What does it mean to be “engaged” or “involved” in health research as someone living with – or alongside – a person with a condition, illness, or disease? It means being included in the research process, not simply as a research subject but as a direct contributor.
Recently, a team of researchers and knowledge translation specialists within the Canadian Consortium on Neurodegeneration in Aging (CCNA) worked alongside international collaborators and people living with dementia to describe the extent and nature of approaches that have been used to involve persons with dementia and their care partners in research.
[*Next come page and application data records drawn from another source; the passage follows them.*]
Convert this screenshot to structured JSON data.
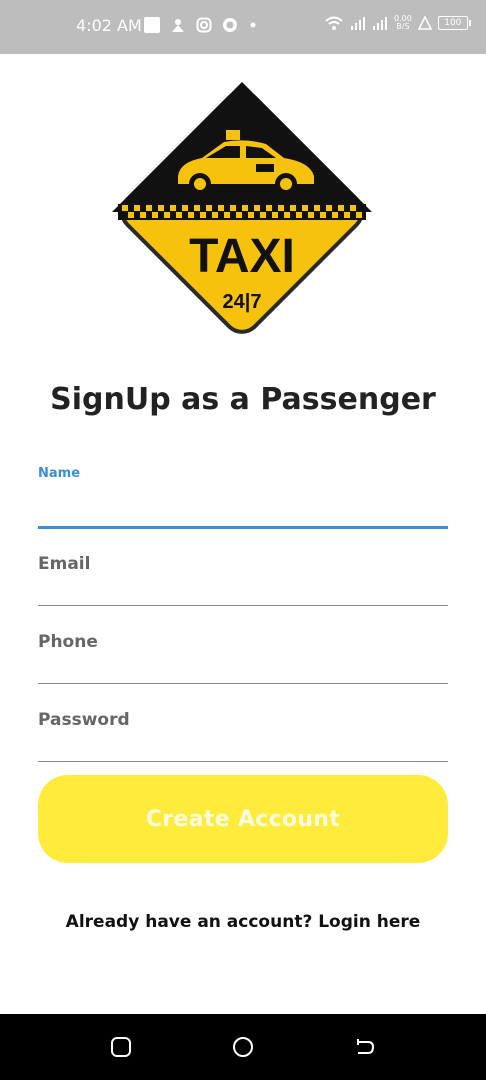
{
  "status_bar": {
    "time": "4:02 AM",
    "net_speed_value": "0.00",
    "net_speed_unit": "B/S",
    "battery": "100",
    "icons": [
      "notification-square-icon",
      "app-icon",
      "instagram-icon",
      "github-icon",
      "dot-icon",
      "wifi-icon",
      "signal-icon",
      "signal-icon",
      "network-speed-icon",
      "alert-triangle-icon",
      "battery-icon"
    ]
  },
  "logo": {
    "word": "TAXI",
    "subtitle": "24|7",
    "colors": {
      "yellow": "#f7c20e",
      "black": "#111111"
    }
  },
  "page": {
    "title": "SignUp as a Passenger"
  },
  "form": {
    "name_label": "Name",
    "email_placeholder": "Email",
    "phone_placeholder": "Phone",
    "password_placeholder": "Password",
    "accent_color": "#3a8fd6"
  },
  "actions": {
    "create_account": "Create Account",
    "login_link": "Already have an account? Login here",
    "button_color": "#ffeb3b"
  },
  "nav_bar": {
    "buttons": [
      "recents-icon",
      "home-icon",
      "back-icon"
    ]
  }
}
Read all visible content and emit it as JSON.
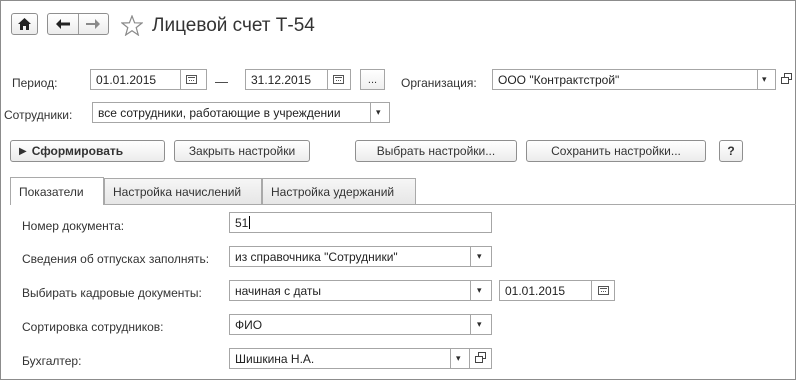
{
  "header": {
    "home_icon": "home-icon",
    "back_icon": "arrow-left-icon",
    "forward_icon": "arrow-right-icon",
    "favorite_icon": "star-icon",
    "title": "Лицевой счет Т-54"
  },
  "filters": {
    "period_label": "Период:",
    "period_from": "01.01.2015",
    "dash": "—",
    "period_to": "31.12.2015",
    "ellipsis": "...",
    "org_label": "Организация:",
    "org_value": "ООО \"Контрактстрой\"",
    "employees_label": "Сотрудники:",
    "employees_value": "все сотрудники, работающие в учреждении"
  },
  "toolbar": {
    "generate": "Сформировать",
    "close_settings": "Закрыть настройки",
    "select_settings": "Выбрать настройки...",
    "save_settings": "Сохранить настройки...",
    "help": "?"
  },
  "tabs": [
    {
      "label": "Показатели"
    },
    {
      "label": "Настройка начислений"
    },
    {
      "label": "Настройка удержаний"
    }
  ],
  "form": {
    "doc_number_label": "Номер документа:",
    "doc_number_value": "51",
    "vacation_label": "Сведения об отпусках заполнять:",
    "vacation_value": "из справочника \"Сотрудники\"",
    "hr_docs_label": "Выбирать кадровые документы:",
    "hr_docs_value": "начиная с даты",
    "hr_docs_date": "01.01.2015",
    "sort_label": "Сортировка сотрудников:",
    "sort_value": "ФИО",
    "accountant_label": "Бухгалтер:",
    "accountant_value": "Шишкина Н.А."
  }
}
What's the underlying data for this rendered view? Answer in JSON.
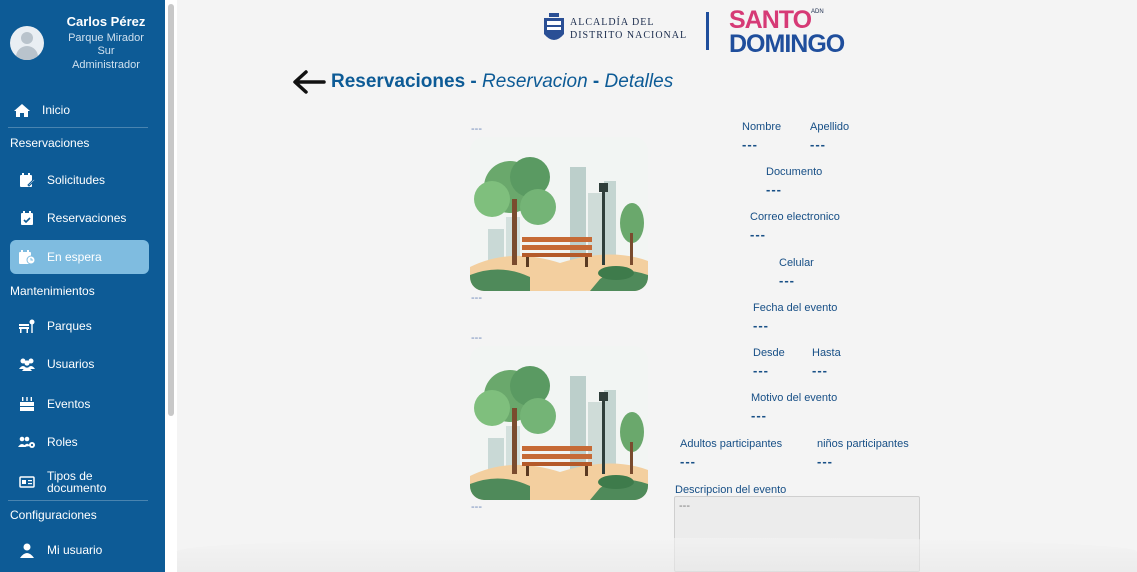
{
  "sidebar": {
    "user": {
      "name": "Carlos Pérez",
      "location_line1": "Parque Mirador",
      "location_line2": "Sur",
      "role": "Administrador"
    },
    "inicio": "Inicio",
    "section_reservaciones": "Reservaciones",
    "solicitudes": "Solicitudes",
    "reservaciones": "Reservaciones",
    "en_espera": "En espera",
    "section_mantenimientos": "Mantenimientos",
    "parques": "Parques",
    "usuarios": "Usuarios",
    "eventos": "Eventos",
    "roles": "Roles",
    "tipos_line1": "Tipos de",
    "tipos_line2": "documento",
    "section_configuraciones": "Configuraciones",
    "mi_usuario": "Mi usuario",
    "accent_color": "#0d5b96",
    "active_color": "#7fbce0"
  },
  "header": {
    "alcaldia_line1": "ALCALDÍA DEL",
    "alcaldia_line2": "DISTRITO NACIONAL",
    "santo": "SANTO",
    "domingo": "DOMINGO",
    "adn": "ADN"
  },
  "title": {
    "part1": "Reservaciones",
    "sep1": " - ",
    "part2": "Reservacion",
    "sep2": " - ",
    "part3": "Detalles"
  },
  "images": {
    "top_caption": "---",
    "top_footer": "---",
    "bottom_caption": "---",
    "bottom_footer": "---"
  },
  "details": {
    "nombre_label": "Nombre",
    "nombre_value": "---",
    "apellido_label": "Apellido",
    "apellido_value": "---",
    "documento_label": "Documento",
    "documento_value": "---",
    "correo_label": "Correo electronico",
    "correo_value": "---",
    "celular_label": "Celular",
    "celular_value": "---",
    "fecha_label": "Fecha del evento",
    "fecha_value": "---",
    "desde_label": "Desde",
    "desde_value": "---",
    "hasta_label": "Hasta",
    "hasta_value": "---",
    "motivo_label": "Motivo del evento",
    "motivo_value": "---",
    "adultos_label": "Adultos participantes",
    "adultos_value": "---",
    "ninos_label": "niños participantes",
    "ninos_value": "---",
    "descripcion_label": "Descripcion del evento",
    "descripcion_value": "---"
  }
}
The article, “Patient engagement in research related to dementia: A scoping review” (which is open access until December 31, 2018) is featured in a special edition of Dementia. Emphasis is placed on the unique barriers and enablers to engaging people with dementia in the research process, in addition to outlining lessons for practice – i.e. what worked and recommendations for others.
So what are the enablers and barriers to this research?
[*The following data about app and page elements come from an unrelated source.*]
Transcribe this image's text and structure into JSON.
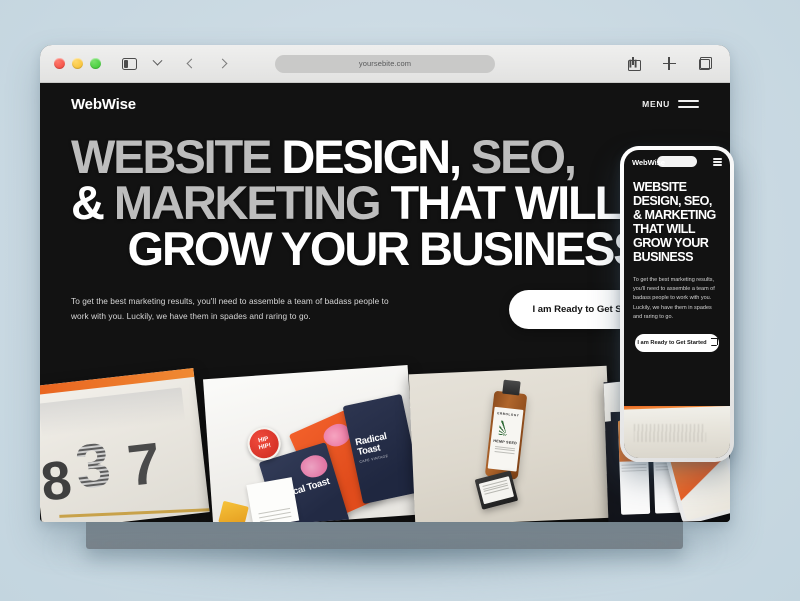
{
  "browser": {
    "url": "yoursebite.com",
    "traffic_lights": [
      "close",
      "minimize",
      "maximize"
    ],
    "icons": {
      "sidebar": "sidebar-icon",
      "sidebar_chevron": "chevron-down-icon",
      "back": "back-arrow-icon",
      "forward": "forward-arrow-icon",
      "share": "share-icon",
      "new_tab": "plus-icon",
      "tab_overview": "tab-overview-icon"
    }
  },
  "site": {
    "logo": "WebWise",
    "menu_label": "MENU",
    "headline_lines": [
      [
        {
          "text": "WEBSITE",
          "tone": "dim"
        },
        {
          "text": "DESIGN, ",
          "tone": "lit"
        },
        {
          "text": "SEO,",
          "tone": "dim"
        }
      ],
      [
        {
          "text": "& ",
          "tone": "lit"
        },
        {
          "text": "MARKETING ",
          "tone": "dim"
        },
        {
          "text": "THAT WILL",
          "tone": "lit"
        }
      ],
      [
        {
          "text": "GROW YOUR BUSINESS",
          "tone": "lit"
        }
      ]
    ],
    "headline_plain": "WEBSITE DESIGN, SEO, & MARKETING THAT WILL GROW YOUR BUSINESS",
    "paragraph": "To get the best marketing results, you'll need to assemble a team of badass people to work with you. Luckily, we have them in spades and raring to go.",
    "cta_label": "I am Ready to Get Started",
    "cta_icon": "arrow-up-right-icon"
  },
  "phone": {
    "logo": "WebWise",
    "menu_icon": "hamburger-icon",
    "headline": "WEBSITE DESIGN, SEO, & MARKETING THAT WILL GROW YOUR BUSINESS",
    "paragraph": "To get the best marketing results, you'll need to assemble a team of badass people to work with you. Luckily, we have them in spades and raring to go.",
    "cta_label": "I am Ready to Get Started",
    "cta_icon": "external-link-icon"
  },
  "gallery": {
    "tiles": [
      {
        "name": "typography-print",
        "caption_numbers": [
          "8",
          "3",
          "7"
        ]
      },
      {
        "name": "radical-toast-packaging",
        "brand": "Radical Toast",
        "subtitle": "CAFE VINTAGE",
        "badge_line1": "HIP",
        "badge_line2": "HIP!"
      },
      {
        "name": "hemp-oil-bottle",
        "brand": "ERBOLOGY",
        "product": "HEMP SEED"
      },
      {
        "name": "device-screens",
        "caption": "app screens on tablet and phone"
      }
    ]
  },
  "colors": {
    "page_background": "#cbdae3",
    "site_background": "#121212",
    "headline_dim": "#bdbdbd",
    "headline_lit": "#ffffff",
    "cta_background": "#ffffff",
    "cta_text": "#141414",
    "base_bar": "#868f96"
  }
}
Enablers include: early planning, maintaining flexibility in attitudes and approaches, making sufficient time for meetings, paying attention to relationship building, careful consideration of consent and capacity, defining roles and involvement, using plain language, updating those involved in research on study progress, and adequate funding on the part of the researcher.
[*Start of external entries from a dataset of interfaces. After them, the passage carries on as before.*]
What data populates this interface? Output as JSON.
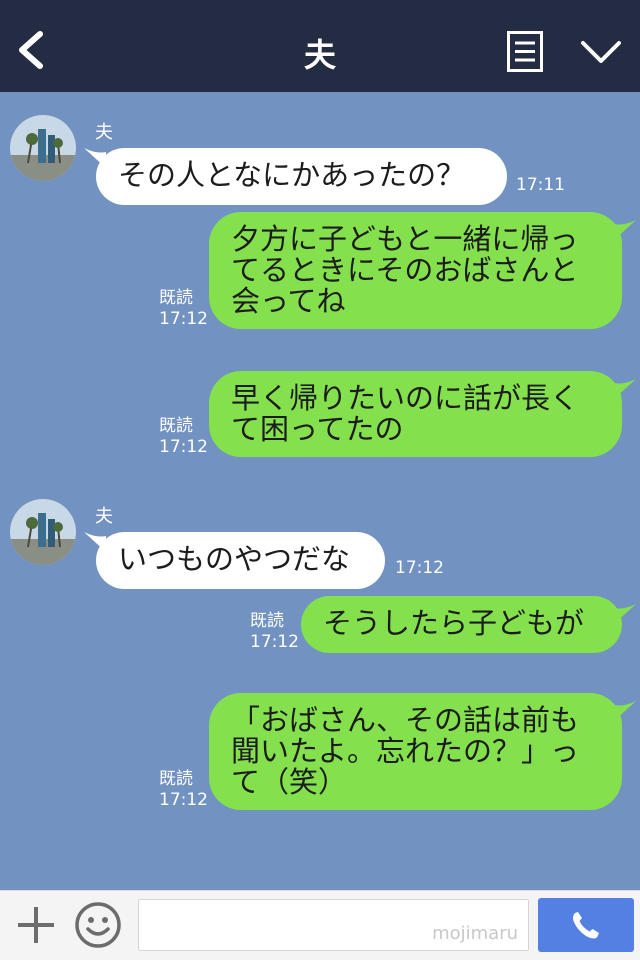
{
  "header": {
    "back_icon": "chevron-left-icon",
    "title": "夫",
    "menu_icon": "list-icon",
    "collapse_icon": "chevron-down-icon"
  },
  "messages": [
    {
      "direction": "incoming",
      "sender": "夫",
      "text": "その人となにかあったの？",
      "time": "17:11"
    },
    {
      "direction": "outgoing",
      "lines": [
        "夕方に子どもと一緒に帰っ",
        "てるときにそのおばさんと",
        "会ってね"
      ],
      "read": "既読",
      "time": "17:12"
    },
    {
      "direction": "outgoing",
      "lines": [
        "早く帰りたいのに話が長く",
        "て困ってたの"
      ],
      "read": "既読",
      "time": "17:12"
    },
    {
      "direction": "incoming",
      "sender": "夫",
      "text": "いつものやつだな",
      "time": "17:12"
    },
    {
      "direction": "outgoing",
      "text": "そうしたら子どもが",
      "read": "既読",
      "time": "17:12"
    },
    {
      "direction": "outgoing",
      "lines": [
        "「おばさん、その話は前も",
        "聞いたよ。忘れたの？」っ",
        "て（笑）"
      ],
      "read": "既読",
      "time": "17:12"
    }
  ],
  "footer": {
    "add_icon": "plus-icon",
    "emoji_icon": "smile-icon",
    "input_value": "",
    "watermark": "mojimaru",
    "call_icon": "phone-icon"
  },
  "colors": {
    "header_bg": "#232c42",
    "chat_bg": "#7292c2",
    "incoming_bubble": "#ffffff",
    "outgoing_bubble": "#84e04c",
    "call_button": "#5580e3"
  }
}
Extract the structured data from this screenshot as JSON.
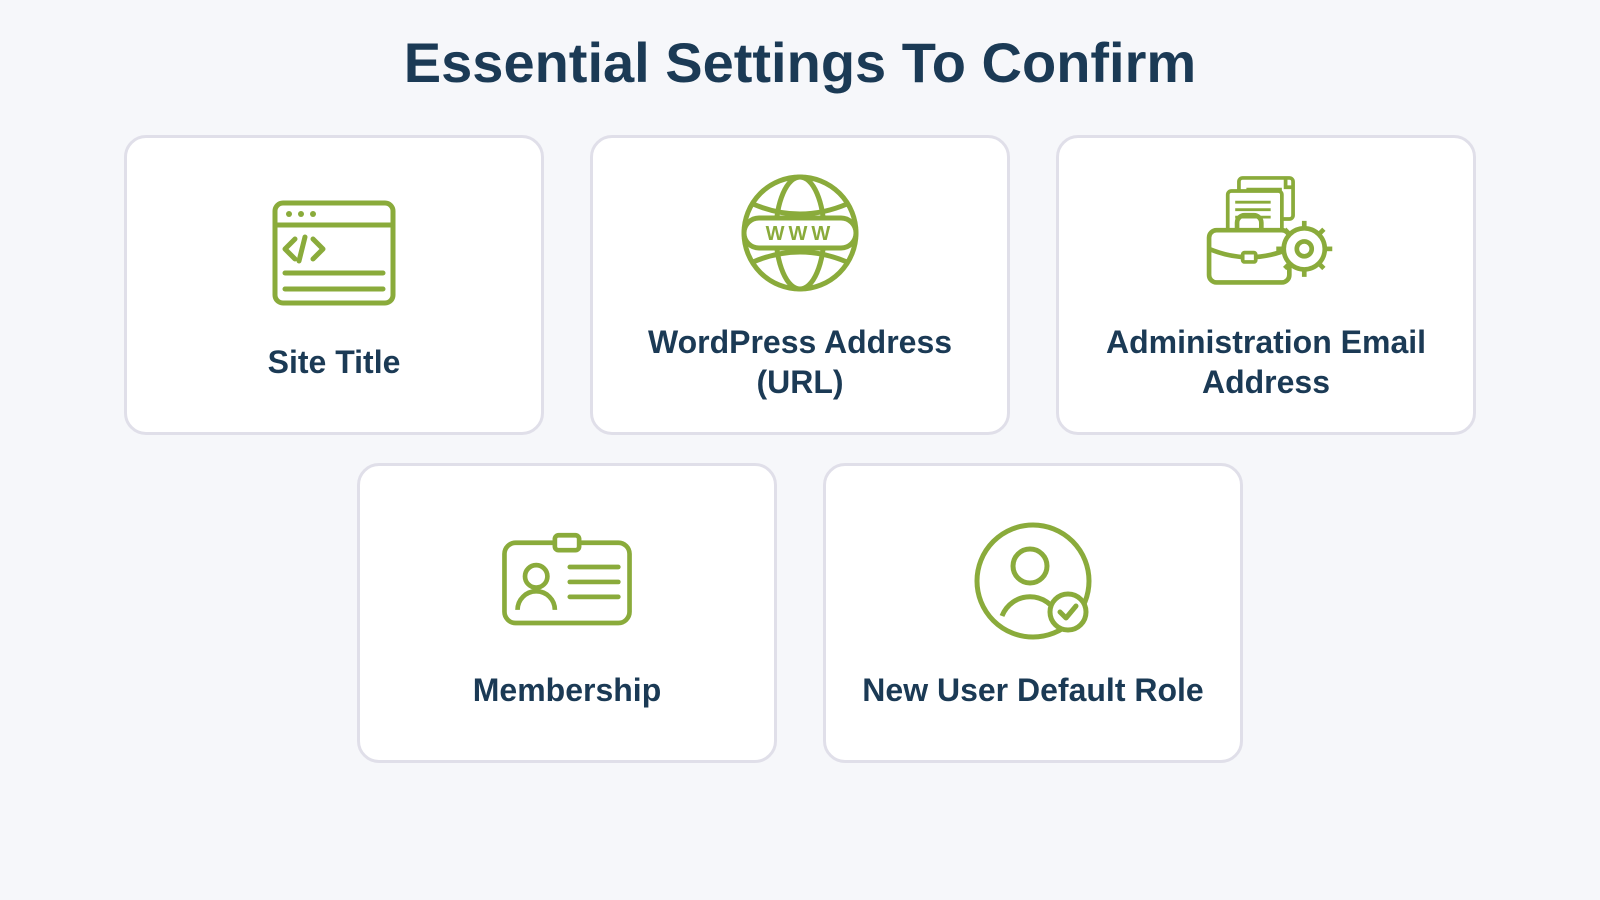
{
  "title": "Essential Settings To Confirm",
  "cards": [
    {
      "label": "Site Title",
      "icon": "code-window-icon"
    },
    {
      "label": "WordPress Address (URL)",
      "icon": "www-globe-icon"
    },
    {
      "label": "Administration Email Address",
      "icon": "briefcase-gear-icon"
    },
    {
      "label": "Membership",
      "icon": "id-card-icon"
    },
    {
      "label": "New User Default Role",
      "icon": "user-check-icon"
    }
  ],
  "colors": {
    "accent": "#8aab3b",
    "heading": "#1b3a55",
    "cardBorder": "#e0dfe9",
    "pageBg": "#f6f7fa"
  }
}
Researcher challenges include: time and associated costs, protecting the anonymity of participants, sharing decision-making control, navigating research ethics boards, and identifying ‘representative’ persons (demographically representative and at different disease stages).
Participant challenges include: the complexity and perceptions of research and the general research process, lack of research training and experience, and the potential for distress when addressing certain topics.
Some Additional Lessons for Practice:
- Persons with dementia face barriers with respect to engagement in research; hence, researchers, health charities, and other organizations involved in research (or representing persons with dementia) can play important roles in addressing these barriers;
- Researchers should offer choices of whether and how to engage persons with dementia together with their care partners. Also, while there are compelling reasons to engage care partners, this should not be taken as the equivalent of engaging persons with dementia;
- Patient engagement in research related to dementia can be advanced by health charities and other research organizations, but this requires funding and infrastructure; and
- Patient engagement activities in research related to dementia are not always well- described in journal articles; more complete reporting would help to advance knowledge in this area.
Although there are good reasons for patient engagement in dementia research, there is also a need to demonstrate the impact – on the research process and outcomes, as well as on persons with dementia, care partners, researchers, research institutions, and society at large. The CCNA’s knowledge translation program is supporting dementia researchers in this work by creating an infographic on lessons for practice, and promoting the “top 10” questions Canadians living with dementia want researchers to answer.